As a lawyer, estate planning consultant, and writer, I talk to a lot of parents about planning for their family’s financial future. And I’ve noticed that certain questions come up over and over again, regardless of how many children you have, how much you make, or where you live. With that in mind, I’m excited to share some of them with Mainstream Mom readers over the next few months. I hope that they will help inspire you to think and talk about these important issues, because the Happiest Parent is the one who plans for their child’s long-term well-being, no matter how hard it may seem today.
My parents are so generous and give us a check every Christmas “for the children’s college fund.” But sometimes we need to use it on immediate expenses like childcare and preschool. Is that alright?
I get asked this all the time and here’s my advice: try talking to your parents first.
When it comes to families and money, I find that you can never over-communicate or over-clarify. And the more quickly everybody gets comfortable talking about finances with one another, the easier so many other long-term planning issues will be.
So how about asking your mom and dad if they’re okay with you guys using the money for the children’s present day expenses?
Explain where you’re coming from: that you very much appreciate their support, that you could really use the help now, that raising two kids is always pricey, but all the more so in today’s economic climate. This way, everyone is on the same page – no misunderstandings.
And of course, relatives always have the option of depositing their money directly into a child’s college savings plan.
If you don’t feel you can ask them outright, look at the checks and think about how stringent the “requirements” of acceptance are. If your kiddos’ names are right there and your parents are super clear about the strings attached – “this is for college and nothing else” or “we’ve been scrimping and saving to pay for some of our grandchildren’s college tuition” – then yes, you should follow their wishes.

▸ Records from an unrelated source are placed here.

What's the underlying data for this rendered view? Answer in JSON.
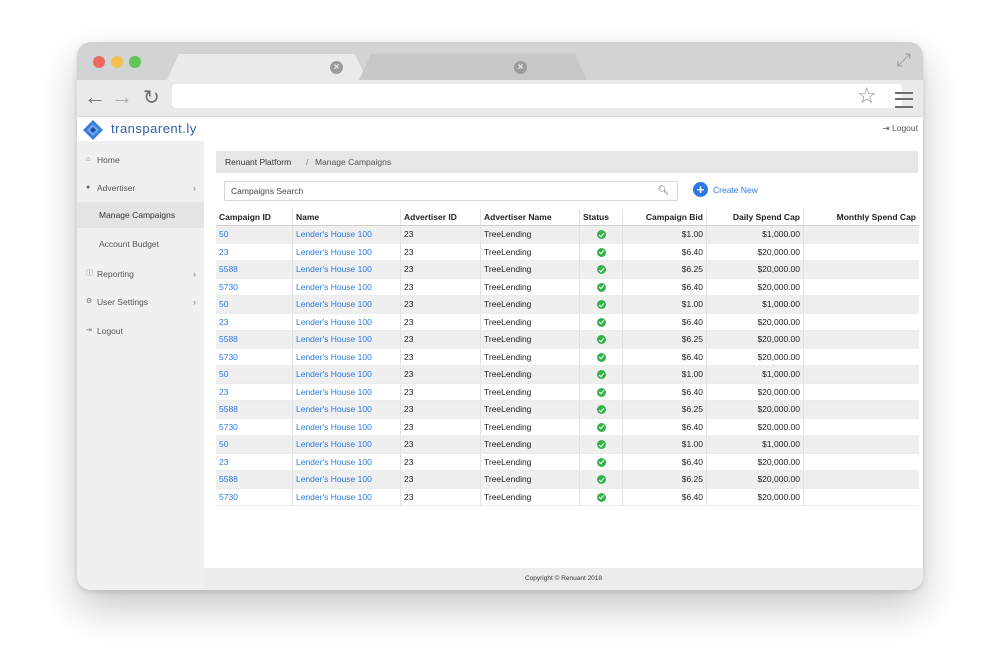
{
  "app": {
    "logo_text": "transparent.ly",
    "logout_label": "Logout"
  },
  "sidebar": {
    "items": [
      {
        "label": "Home",
        "icon": "home-icon"
      },
      {
        "label": "Advertiser",
        "icon": "circle-icon",
        "chevron": "›"
      },
      {
        "label": "Manage Campaigns",
        "active": true
      },
      {
        "label": "Account Budget"
      },
      {
        "label": "Reporting",
        "icon": "info-icon",
        "chevron": "›"
      },
      {
        "label": "User Settings",
        "icon": "gear-icon",
        "chevron": "›"
      },
      {
        "label": "Logout",
        "icon": "logout-icon"
      }
    ]
  },
  "breadcrumb": {
    "root": "Renuant Platform",
    "separator": "/",
    "current": "Manage Campaigns"
  },
  "search": {
    "placeholder": "Campaigns Search"
  },
  "create_button": {
    "label": "Create New",
    "color": "#2a7ae2"
  },
  "table": {
    "headers": [
      "Campaign ID",
      "Name",
      "Advertiser ID",
      "Advertiser Name",
      "Status",
      "Campaign Bid",
      "Daily Spend Cap",
      "Monthly Spend Cap"
    ],
    "rows": [
      {
        "id": "50",
        "name": "Lender's House 100",
        "adv_id": "23",
        "adv_name": "TreeLending",
        "status": "active",
        "bid": "$1.00",
        "daily": "$1,000.00",
        "monthly": ""
      },
      {
        "id": "23",
        "name": "Lender's House 100",
        "adv_id": "23",
        "adv_name": "TreeLending",
        "status": "active",
        "bid": "$6.40",
        "daily": "$20,000.00",
        "monthly": ""
      },
      {
        "id": "5588",
        "name": "Lender's House 100",
        "adv_id": "23",
        "adv_name": "TreeLending",
        "status": "active",
        "bid": "$6.25",
        "daily": "$20,000.00",
        "monthly": ""
      },
      {
        "id": "5730",
        "name": "Lender's House 100",
        "adv_id": "23",
        "adv_name": "TreeLending",
        "status": "active",
        "bid": "$6.40",
        "daily": "$20,000.00",
        "monthly": ""
      },
      {
        "id": "50",
        "name": "Lender's House 100",
        "adv_id": "23",
        "adv_name": "TreeLending",
        "status": "active",
        "bid": "$1.00",
        "daily": "$1,000.00",
        "monthly": ""
      },
      {
        "id": "23",
        "name": "Lender's House 100",
        "adv_id": "23",
        "adv_name": "TreeLending",
        "status": "active",
        "bid": "$6.40",
        "daily": "$20,000.00",
        "monthly": ""
      },
      {
        "id": "5588",
        "name": "Lender's House 100",
        "adv_id": "23",
        "adv_name": "TreeLending",
        "status": "active",
        "bid": "$6.25",
        "daily": "$20,000.00",
        "monthly": ""
      },
      {
        "id": "5730",
        "name": "Lender's House 100",
        "adv_id": "23",
        "adv_name": "TreeLending",
        "status": "active",
        "bid": "$6.40",
        "daily": "$20,000.00",
        "monthly": ""
      },
      {
        "id": "50",
        "name": "Lender's House 100",
        "adv_id": "23",
        "adv_name": "TreeLending",
        "status": "active",
        "bid": "$1.00",
        "daily": "$1,000.00",
        "monthly": ""
      },
      {
        "id": "23",
        "name": "Lender's House 100",
        "adv_id": "23",
        "adv_name": "TreeLending",
        "status": "active",
        "bid": "$6.40",
        "daily": "$20,000.00",
        "monthly": ""
      },
      {
        "id": "5588",
        "name": "Lender's House 100",
        "adv_id": "23",
        "adv_name": "TreeLending",
        "status": "active",
        "bid": "$6.25",
        "daily": "$20,000.00",
        "monthly": ""
      },
      {
        "id": "5730",
        "name": "Lender's House 100",
        "adv_id": "23",
        "adv_name": "TreeLending",
        "status": "active",
        "bid": "$6.40",
        "daily": "$20,000.00",
        "monthly": ""
      },
      {
        "id": "50",
        "name": "Lender's House 100",
        "adv_id": "23",
        "adv_name": "TreeLending",
        "status": "active",
        "bid": "$1.00",
        "daily": "$1,000.00",
        "monthly": ""
      },
      {
        "id": "23",
        "name": "Lender's House 100",
        "adv_id": "23",
        "adv_name": "TreeLending",
        "status": "active",
        "bid": "$6.40",
        "daily": "$20,000.00",
        "monthly": ""
      },
      {
        "id": "5588",
        "name": "Lender's House 100",
        "adv_id": "23",
        "adv_name": "TreeLending",
        "status": "active",
        "bid": "$6.25",
        "daily": "$20,000.00",
        "monthly": ""
      },
      {
        "id": "5730",
        "name": "Lender's House 100",
        "adv_id": "23",
        "adv_name": "TreeLending",
        "status": "active",
        "bid": "$6.40",
        "daily": "$20,000.00",
        "monthly": ""
      }
    ]
  },
  "footer": {
    "text": "Copyright © Renuant 2018"
  },
  "colors": {
    "link": "#2a7ae2",
    "status_active": "#36b24a",
    "logo": "#2f5fa3"
  }
}
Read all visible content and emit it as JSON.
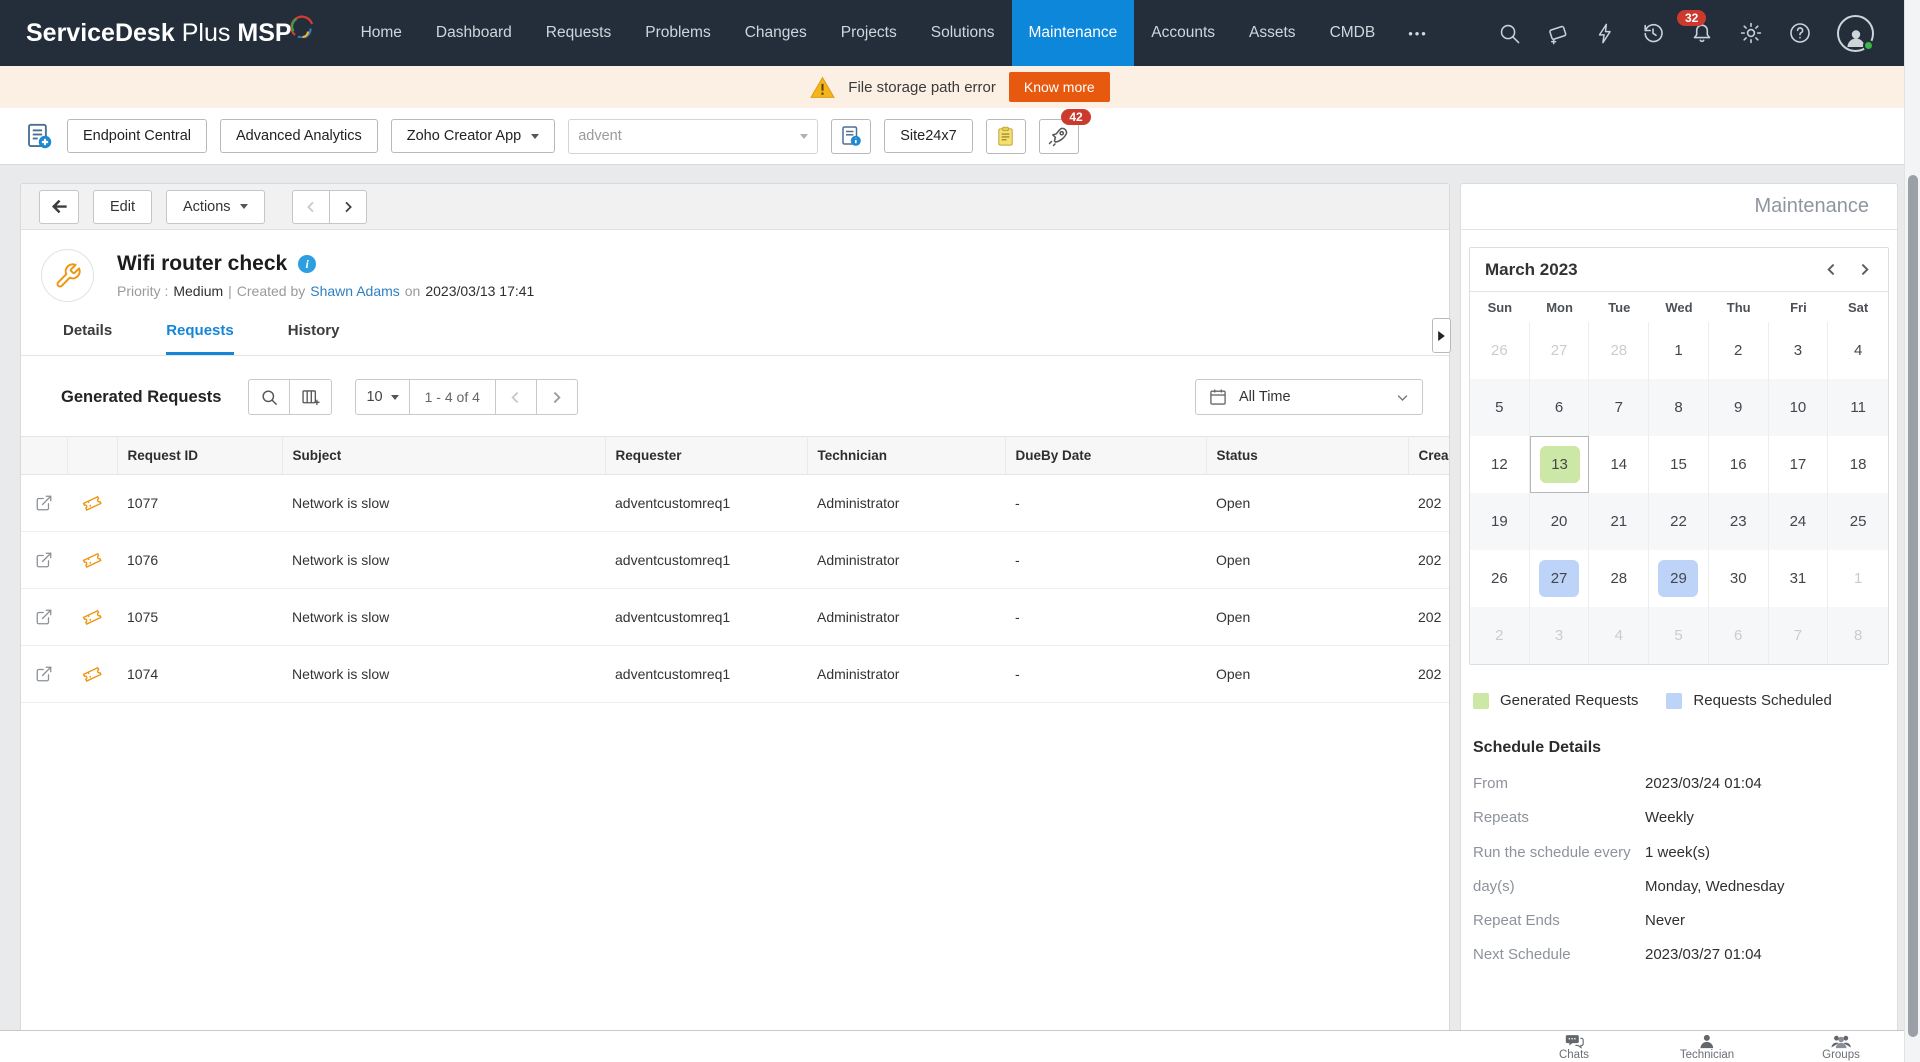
{
  "colors": {
    "accent_blue": "#0d87da",
    "link_blue": "#2d7fc1",
    "banner_orange": "#e7590f",
    "generated_green": "#cde8a6",
    "scheduled_blue": "#bed3f8"
  },
  "navbar": {
    "logo_bold": "ServiceDesk",
    "logo_light": "Plus",
    "logo_suffix": "MSP",
    "items": [
      {
        "label": "Home",
        "active": false
      },
      {
        "label": "Dashboard",
        "active": false
      },
      {
        "label": "Requests",
        "active": false
      },
      {
        "label": "Problems",
        "active": false
      },
      {
        "label": "Changes",
        "active": false
      },
      {
        "label": "Projects",
        "active": false
      },
      {
        "label": "Solutions",
        "active": false
      },
      {
        "label": "Maintenance",
        "active": true
      },
      {
        "label": "Accounts",
        "active": false
      },
      {
        "label": "Assets",
        "active": false
      },
      {
        "label": "CMDB",
        "active": false
      }
    ],
    "more": "•••",
    "notification_badge": "32"
  },
  "banner": {
    "message": "File storage path error",
    "action": "Know more"
  },
  "toolbar": {
    "endpoint_central": "Endpoint Central",
    "advanced_analytics": "Advanced Analytics",
    "zoho_creator": "Zoho Creator App",
    "search_value": "advent",
    "site24x7": "Site24x7",
    "megaphone_badge": "42"
  },
  "detail": {
    "edit": "Edit",
    "actions": "Actions",
    "title": "Wifi router check",
    "priority_label": "Priority :",
    "priority": "Medium",
    "separator": "|",
    "created_by_label": "Created by",
    "created_by": "Shawn Adams",
    "on_label": "on",
    "created_on": "2023/03/13 17:41",
    "tabs": [
      {
        "label": "Details",
        "active": false
      },
      {
        "label": "Requests",
        "active": true
      },
      {
        "label": "History",
        "active": false
      }
    ]
  },
  "requests": {
    "heading": "Generated Requests",
    "page_size": "10",
    "range": "1 - 4 of 4",
    "filter": "All Time",
    "columns": [
      "Request ID",
      "Subject",
      "Requester",
      "Technician",
      "DueBy Date",
      "Status",
      "Crea"
    ],
    "rows": [
      {
        "id": "1077",
        "subject": "Network is slow",
        "requester": "adventcustomreq1",
        "technician": "Administrator",
        "dueby": "-",
        "status": "Open",
        "created": "202"
      },
      {
        "id": "1076",
        "subject": "Network is slow",
        "requester": "adventcustomreq1",
        "technician": "Administrator",
        "dueby": "-",
        "status": "Open",
        "created": "202"
      },
      {
        "id": "1075",
        "subject": "Network is slow",
        "requester": "adventcustomreq1",
        "technician": "Administrator",
        "dueby": "-",
        "status": "Open",
        "created": "202"
      },
      {
        "id": "1074",
        "subject": "Network is slow",
        "requester": "adventcustomreq1",
        "technician": "Administrator",
        "dueby": "-",
        "status": "Open",
        "created": "202"
      }
    ]
  },
  "sidebar": {
    "title": "Maintenance",
    "calendar": {
      "month": "March 2023",
      "weekdays": [
        "Sun",
        "Mon",
        "Tue",
        "Wed",
        "Thu",
        "Fri",
        "Sat"
      ],
      "weeks": [
        [
          {
            "d": "26",
            "out": true
          },
          {
            "d": "27",
            "out": true
          },
          {
            "d": "28",
            "out": true
          },
          {
            "d": "1"
          },
          {
            "d": "2"
          },
          {
            "d": "3"
          },
          {
            "d": "4"
          }
        ],
        [
          {
            "d": "5"
          },
          {
            "d": "6"
          },
          {
            "d": "7"
          },
          {
            "d": "8"
          },
          {
            "d": "9"
          },
          {
            "d": "10"
          },
          {
            "d": "11"
          }
        ],
        [
          {
            "d": "12"
          },
          {
            "d": "13",
            "hl": "generated",
            "selected": true
          },
          {
            "d": "14"
          },
          {
            "d": "15"
          },
          {
            "d": "16"
          },
          {
            "d": "17"
          },
          {
            "d": "18"
          }
        ],
        [
          {
            "d": "19"
          },
          {
            "d": "20"
          },
          {
            "d": "21"
          },
          {
            "d": "22"
          },
          {
            "d": "23"
          },
          {
            "d": "24"
          },
          {
            "d": "25"
          }
        ],
        [
          {
            "d": "26"
          },
          {
            "d": "27",
            "hl": "scheduled"
          },
          {
            "d": "28"
          },
          {
            "d": "29",
            "hl": "scheduled"
          },
          {
            "d": "30"
          },
          {
            "d": "31"
          },
          {
            "d": "1",
            "out": true
          }
        ],
        [
          {
            "d": "2",
            "out": true
          },
          {
            "d": "3",
            "out": true
          },
          {
            "d": "4",
            "out": true
          },
          {
            "d": "5",
            "out": true
          },
          {
            "d": "6",
            "out": true
          },
          {
            "d": "7",
            "out": true
          },
          {
            "d": "8",
            "out": true
          }
        ]
      ]
    },
    "legend": [
      {
        "label": "Generated Requests",
        "color": "#cde8a6"
      },
      {
        "label": "Requests Scheduled",
        "color": "#bed3f8"
      }
    ],
    "schedule": {
      "heading": "Schedule Details",
      "rows": [
        {
          "label": "From",
          "value": "2023/03/24 01:04"
        },
        {
          "label": "Repeats",
          "value": "Weekly"
        },
        {
          "label": "Run the schedule every",
          "value": "1 week(s)"
        },
        {
          "label": "day(s)",
          "value": "Monday, Wednesday"
        },
        {
          "label": "Repeat Ends",
          "value": "Never"
        },
        {
          "label": "Next Schedule",
          "value": "2023/03/27 01:04"
        }
      ]
    }
  },
  "bottombar": {
    "items": [
      "Chats",
      "Technician",
      "Groups"
    ]
  }
}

While money is fungible, you do want to honor the spirit with which your parents’ gift was given.
What have you done in this situation?
Jacoba Urist is a treasured guest writer here at MainstreamMom. Jacoba spent the last year researching (almost) every aspect of parenting and planning for the future for her book, The Happiest Parent. Jacoba is a lawyer, mother and Huffington Post Parents blogger in New York. She has a JD and LL.M in Taxation from New York University. Follow her on Twitter.